Since my husband was gone for weeks, sometimes months, at a time, homeschool gave us the opportunity to travel to see him. It also let him spend more quality time with the kids when he was home. Having that time became very important to us. While my original decision was a reluctant one, it turned out that homeschool helped our family be able to adapt to our family’s needs.
Homeschooling through Hardships and Change
Homeschooling through Grief
Those of you who have followed my blog or social media for years know that we had a hard time conceiving our third child. I went through a few miscarriages and really struggled dealing with some of the emotional baggage from it.
In that time, we switched to an online based curriculum for the kids. This helped me in that I wasn’t doing a lot of the teaching. To be honest, I don’t think I was focused enough to be able to teach. The kids enjoyed their online lessons, and it allowed me to put myself back together again.
We continued to use an online program even after having the baby to help us figure out the new rhythm as being a family of five.
Homeschooling through Health Issues and Job Loss
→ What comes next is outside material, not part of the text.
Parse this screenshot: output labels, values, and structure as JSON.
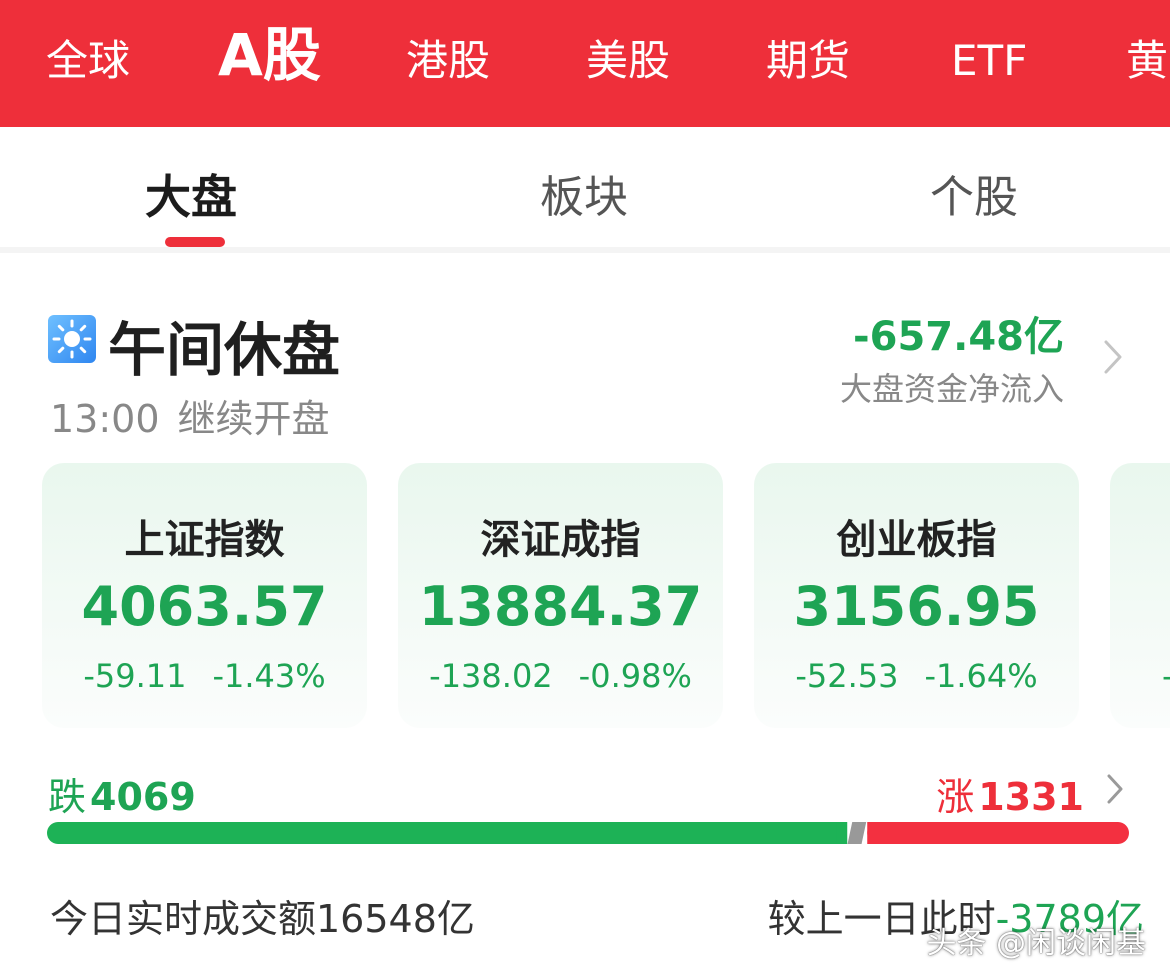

After deciding to move to Ohio, my husband lost his job within that first 6 weeks. The job was our main reason for moving. Having to navigate with less income obviously effected our homeschool budget. However, we made changes that worked with that budget. I went back to doing traditional lessons. I found a program that worked with our budget and one that was a straight up middle school program. It allowed me to teach both children at once, which was great when still chasing a toddler while doing it.
My intentions to send my youngest to preschool went out the window with the economic hardship we went through. Then I started having health issues that required a lot of testing and treatment.
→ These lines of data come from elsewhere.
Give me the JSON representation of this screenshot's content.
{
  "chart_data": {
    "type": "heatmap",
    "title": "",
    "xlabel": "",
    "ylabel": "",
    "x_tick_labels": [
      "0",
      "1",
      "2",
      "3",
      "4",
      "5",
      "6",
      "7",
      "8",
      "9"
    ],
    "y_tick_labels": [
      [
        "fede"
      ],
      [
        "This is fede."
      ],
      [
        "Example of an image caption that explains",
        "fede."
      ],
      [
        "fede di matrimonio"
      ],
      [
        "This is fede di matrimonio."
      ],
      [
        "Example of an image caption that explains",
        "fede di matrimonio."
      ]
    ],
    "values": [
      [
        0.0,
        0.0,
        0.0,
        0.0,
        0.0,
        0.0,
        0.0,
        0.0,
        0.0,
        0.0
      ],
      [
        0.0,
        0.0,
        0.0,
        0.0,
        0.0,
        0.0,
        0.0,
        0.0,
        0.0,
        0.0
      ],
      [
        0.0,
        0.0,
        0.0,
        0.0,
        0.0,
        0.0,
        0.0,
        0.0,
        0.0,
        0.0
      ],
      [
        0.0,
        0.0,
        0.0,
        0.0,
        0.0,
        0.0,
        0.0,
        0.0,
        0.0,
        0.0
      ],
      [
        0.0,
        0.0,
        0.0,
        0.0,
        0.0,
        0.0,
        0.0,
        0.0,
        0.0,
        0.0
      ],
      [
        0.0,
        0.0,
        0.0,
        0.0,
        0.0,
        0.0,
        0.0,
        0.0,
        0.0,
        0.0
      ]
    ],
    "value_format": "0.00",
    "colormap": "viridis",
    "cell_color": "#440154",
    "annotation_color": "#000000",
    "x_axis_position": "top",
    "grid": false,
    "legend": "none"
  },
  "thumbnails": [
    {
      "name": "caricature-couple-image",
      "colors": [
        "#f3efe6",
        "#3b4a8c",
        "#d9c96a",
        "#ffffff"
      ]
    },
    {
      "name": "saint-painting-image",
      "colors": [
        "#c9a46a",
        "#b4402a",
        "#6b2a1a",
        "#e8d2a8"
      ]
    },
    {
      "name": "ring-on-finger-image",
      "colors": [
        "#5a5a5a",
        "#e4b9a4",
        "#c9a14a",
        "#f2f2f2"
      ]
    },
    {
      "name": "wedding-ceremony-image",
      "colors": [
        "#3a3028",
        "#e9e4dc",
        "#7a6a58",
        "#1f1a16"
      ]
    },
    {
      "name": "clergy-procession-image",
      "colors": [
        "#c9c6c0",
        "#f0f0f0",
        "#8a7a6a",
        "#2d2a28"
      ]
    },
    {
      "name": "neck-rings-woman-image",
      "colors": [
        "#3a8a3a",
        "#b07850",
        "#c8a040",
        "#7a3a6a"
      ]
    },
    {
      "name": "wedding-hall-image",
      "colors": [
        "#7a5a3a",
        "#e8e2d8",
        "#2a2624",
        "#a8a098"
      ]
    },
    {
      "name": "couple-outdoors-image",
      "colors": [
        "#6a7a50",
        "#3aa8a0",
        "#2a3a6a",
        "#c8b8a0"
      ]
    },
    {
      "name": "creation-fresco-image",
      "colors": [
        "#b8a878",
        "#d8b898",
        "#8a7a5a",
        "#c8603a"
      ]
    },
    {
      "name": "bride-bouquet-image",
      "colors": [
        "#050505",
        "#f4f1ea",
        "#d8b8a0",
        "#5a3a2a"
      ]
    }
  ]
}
I ended up having to be flexible again. It made put my blogging on the back burner. It made me put all hopes of opening my business again on hold as well. My husband and I worked together to do what we could to continue to homeschool the children.
Yes, I suppose I could have sent the kids back to school, but that seemed hard too as my husband ended up eventually going back to the field, and I spent many days in a doctor’s office making it hard to make traditional school work. Our family all worked together to do the best we could.
Moving Forward and Thinking of the Future
While our family went through some hardships, we continued working together and continued our homeschool journey. We changed curricula a couple times since then. Now that I am back to blogging again and starting to work towards doing social media full time, we implemented a schedule to keep us all on task.
My children are at all different levels and all doing programs that stimulate their style of learning. My son is close to 17 now and preparing for college. We talk about the future a lot an try to make sure they are all prepared.
Our schedules need tweaking from time to time, but that all goes back to being flexible. I am also working on being prepared for the future as we are expecting a little one in the fall. We have all discussed ways to make sure our family is on track and that I am not overwhelmed.
What I have Learned
The biggest thing I have learned is that homeschool really is a journey. It is not a linear one either. You need to be flexible, and you need to be prepared for disappointments. Not everything will work as you have planned it. Also, you need support. Having a good homeschool community and friends to discuss your homeschooling issues is so important.
Homeschool is not for everyone, but it is definitely what works for our family. It allowed our family to be able to have family time when my husband wasn’t able to be home. It provided adaptability for the many situations our family has gone through.
I hope you found our story helpful. If you enjoyed my homeschool story, be sure to check out some of my other homeschool content! Don’t forget to follow me on social media and subscribe to the blog at the bottom or side of the page (depending on whether you are using a desktop or mobile device)!